Beneath this task is a listing. State how many of its lines include the string "JSON", giving nothing but the number.

* * * * * * * * *

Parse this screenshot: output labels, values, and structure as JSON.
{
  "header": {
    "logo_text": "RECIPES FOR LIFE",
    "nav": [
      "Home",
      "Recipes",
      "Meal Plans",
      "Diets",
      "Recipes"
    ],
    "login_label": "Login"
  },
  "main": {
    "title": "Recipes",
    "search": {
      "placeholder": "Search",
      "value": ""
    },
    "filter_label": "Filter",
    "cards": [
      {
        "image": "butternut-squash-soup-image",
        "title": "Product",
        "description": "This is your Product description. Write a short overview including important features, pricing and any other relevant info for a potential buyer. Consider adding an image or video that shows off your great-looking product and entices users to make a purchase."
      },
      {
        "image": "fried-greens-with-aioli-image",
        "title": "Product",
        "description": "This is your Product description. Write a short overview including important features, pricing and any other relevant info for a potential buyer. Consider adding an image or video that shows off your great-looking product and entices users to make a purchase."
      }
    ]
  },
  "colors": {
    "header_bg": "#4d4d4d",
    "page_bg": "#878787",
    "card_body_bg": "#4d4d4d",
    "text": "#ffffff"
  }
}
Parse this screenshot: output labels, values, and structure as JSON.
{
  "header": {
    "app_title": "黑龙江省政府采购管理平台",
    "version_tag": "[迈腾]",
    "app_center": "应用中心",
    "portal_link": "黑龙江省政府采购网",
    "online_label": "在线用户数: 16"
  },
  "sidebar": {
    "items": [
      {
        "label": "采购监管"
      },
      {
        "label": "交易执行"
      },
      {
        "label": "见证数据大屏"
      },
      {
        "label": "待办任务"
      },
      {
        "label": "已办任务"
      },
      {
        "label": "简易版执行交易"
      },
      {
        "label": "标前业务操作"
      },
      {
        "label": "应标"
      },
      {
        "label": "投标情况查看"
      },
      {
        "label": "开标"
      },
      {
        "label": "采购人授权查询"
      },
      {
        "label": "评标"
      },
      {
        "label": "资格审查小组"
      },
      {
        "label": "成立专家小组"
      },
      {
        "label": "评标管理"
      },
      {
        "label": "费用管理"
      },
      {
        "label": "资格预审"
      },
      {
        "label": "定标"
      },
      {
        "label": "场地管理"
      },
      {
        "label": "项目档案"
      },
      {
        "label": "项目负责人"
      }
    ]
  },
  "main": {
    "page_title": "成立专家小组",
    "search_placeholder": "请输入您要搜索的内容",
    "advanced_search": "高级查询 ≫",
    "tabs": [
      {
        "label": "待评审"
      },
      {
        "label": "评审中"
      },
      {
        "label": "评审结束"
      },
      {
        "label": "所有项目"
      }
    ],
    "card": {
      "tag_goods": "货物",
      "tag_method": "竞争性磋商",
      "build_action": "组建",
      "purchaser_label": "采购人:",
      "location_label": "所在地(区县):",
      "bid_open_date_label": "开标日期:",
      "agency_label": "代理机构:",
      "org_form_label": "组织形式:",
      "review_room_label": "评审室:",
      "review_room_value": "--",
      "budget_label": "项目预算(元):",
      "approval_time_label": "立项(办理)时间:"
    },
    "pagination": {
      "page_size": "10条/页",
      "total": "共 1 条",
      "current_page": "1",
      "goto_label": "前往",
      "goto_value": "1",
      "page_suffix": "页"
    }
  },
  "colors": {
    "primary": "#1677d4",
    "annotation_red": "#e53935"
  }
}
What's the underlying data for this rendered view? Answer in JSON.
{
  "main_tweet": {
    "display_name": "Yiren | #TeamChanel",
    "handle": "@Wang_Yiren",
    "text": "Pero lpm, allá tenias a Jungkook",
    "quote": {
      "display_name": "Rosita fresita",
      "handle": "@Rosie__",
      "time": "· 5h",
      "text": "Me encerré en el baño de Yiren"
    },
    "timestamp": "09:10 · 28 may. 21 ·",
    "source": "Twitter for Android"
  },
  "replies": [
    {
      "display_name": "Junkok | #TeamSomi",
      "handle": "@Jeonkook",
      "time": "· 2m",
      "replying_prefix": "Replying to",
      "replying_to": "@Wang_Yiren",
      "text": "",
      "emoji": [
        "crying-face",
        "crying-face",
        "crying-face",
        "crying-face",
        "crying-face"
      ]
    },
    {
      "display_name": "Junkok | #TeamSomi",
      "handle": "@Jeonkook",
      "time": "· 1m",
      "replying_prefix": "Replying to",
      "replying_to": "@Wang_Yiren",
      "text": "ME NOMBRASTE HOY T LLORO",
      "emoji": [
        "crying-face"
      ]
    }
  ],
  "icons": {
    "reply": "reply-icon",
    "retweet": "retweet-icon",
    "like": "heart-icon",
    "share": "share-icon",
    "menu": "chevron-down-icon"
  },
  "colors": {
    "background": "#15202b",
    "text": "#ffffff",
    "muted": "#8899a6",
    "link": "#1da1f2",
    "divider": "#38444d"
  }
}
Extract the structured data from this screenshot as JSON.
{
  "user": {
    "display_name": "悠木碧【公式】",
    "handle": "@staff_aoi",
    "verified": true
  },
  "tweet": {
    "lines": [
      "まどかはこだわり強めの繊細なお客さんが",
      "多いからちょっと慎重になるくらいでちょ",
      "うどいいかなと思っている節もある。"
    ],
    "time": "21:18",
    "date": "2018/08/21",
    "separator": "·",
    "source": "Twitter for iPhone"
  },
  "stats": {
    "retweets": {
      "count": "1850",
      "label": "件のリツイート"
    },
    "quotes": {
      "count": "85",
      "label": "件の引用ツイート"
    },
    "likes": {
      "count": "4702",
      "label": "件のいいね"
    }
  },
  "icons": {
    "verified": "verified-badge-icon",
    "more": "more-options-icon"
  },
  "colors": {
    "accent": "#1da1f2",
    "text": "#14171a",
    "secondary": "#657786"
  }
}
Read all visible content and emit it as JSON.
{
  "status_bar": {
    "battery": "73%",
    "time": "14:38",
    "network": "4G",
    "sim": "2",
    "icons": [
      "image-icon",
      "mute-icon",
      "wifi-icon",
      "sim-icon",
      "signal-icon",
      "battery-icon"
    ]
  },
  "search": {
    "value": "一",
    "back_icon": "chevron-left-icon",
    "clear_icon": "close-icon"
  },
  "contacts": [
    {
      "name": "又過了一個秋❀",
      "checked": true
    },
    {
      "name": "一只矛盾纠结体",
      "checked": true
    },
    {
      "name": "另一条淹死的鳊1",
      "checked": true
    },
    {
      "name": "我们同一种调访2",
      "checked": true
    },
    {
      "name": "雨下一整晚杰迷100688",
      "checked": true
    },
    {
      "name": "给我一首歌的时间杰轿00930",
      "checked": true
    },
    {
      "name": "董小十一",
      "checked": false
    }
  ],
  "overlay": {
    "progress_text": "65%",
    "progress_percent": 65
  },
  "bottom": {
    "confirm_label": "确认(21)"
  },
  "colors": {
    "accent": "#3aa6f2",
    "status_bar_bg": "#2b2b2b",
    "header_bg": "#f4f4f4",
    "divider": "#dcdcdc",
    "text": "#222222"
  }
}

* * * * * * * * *

[EXERCISE SOLUTION]: 5